February 4, 2014
According to Detective Sgt. Thomas Rich, a certified NJ police officer and the creator and founder of Always Connected, a program developed to “inform law enforcement, educators, administration, youth workers, youth groups, parents and children of all ages how to utilize technology in a positive way,” and Todd Shobel, President of STOPit, which is helping students, schools and parents stand up against cyberbullying through use of an innovative iPhone and Android app, the worst three social media sites for bullying are:
1. Facebook – Of course, cyberbullying is happening on Facebook, and despite the network’s recent decline in popularity among teens, millions still congregate there.

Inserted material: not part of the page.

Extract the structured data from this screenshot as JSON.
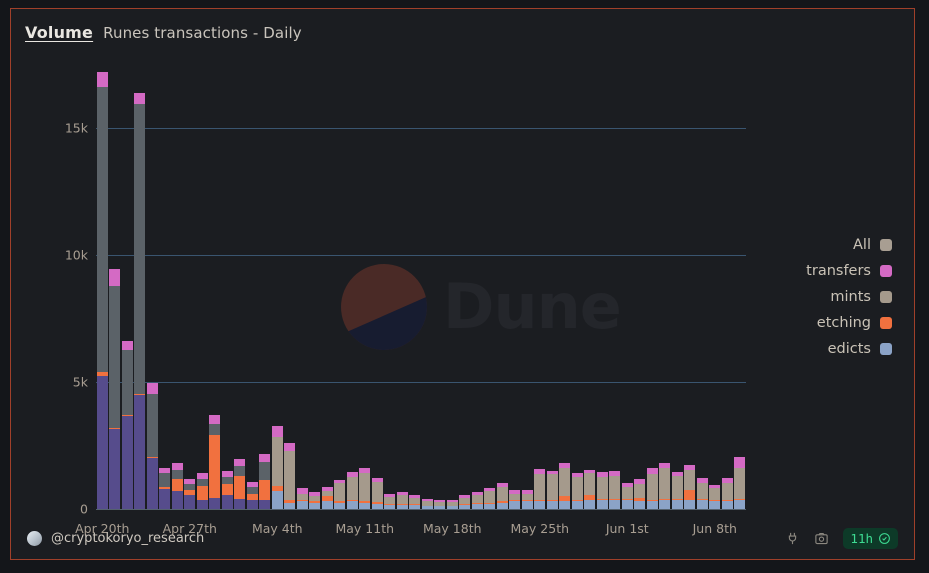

One of the most common forms of bullying on Facebook is harsh commenting on users’ self-photos (selfies). It’s a vicious circle, really, as teens who post photos are often looking for positive affirmation and end up getting the opposite.
2. Instagram – An unfortunate byproduct of the rise of Instagram is the popularity of “rate me” posts or impromptu beauty contests. Teens, most frequently girls (but boys get into the act too), post pictures of themselves with a hashtag (#rateme, #hotornot) or referencing a contest (#custestteen) looking for likes or positive comments. Not surprisingly, many of the comments are anything but positive. Instagram users who set their accounts to private can avoid unwanted comments from strangers.
3. Ask.fm – From what Rich and Shobel have seen, the ratio of negative comments to positive ones is highest on Ask.fm, for a very straightforward reason. “Good” kids usually sign up for Ask.fm using their real name, but are not required to do so. Bullies are free to sign up for a fully anonymous account, and therefore can bully without fear of their real identity being uncovered. Ask.fm has been linked to 9 teen suicides in the past year.
The new STOPit app enables victims and witnesses of cyberbullying to instantly report incidents of cyberbullying to a trusted network of adults. There’s both a personal and school version of the app, and it’s available on both iOS and Droid. StopIt already has hundreds or personal users and a handful of New Jersey school districts signed up through its beta stage.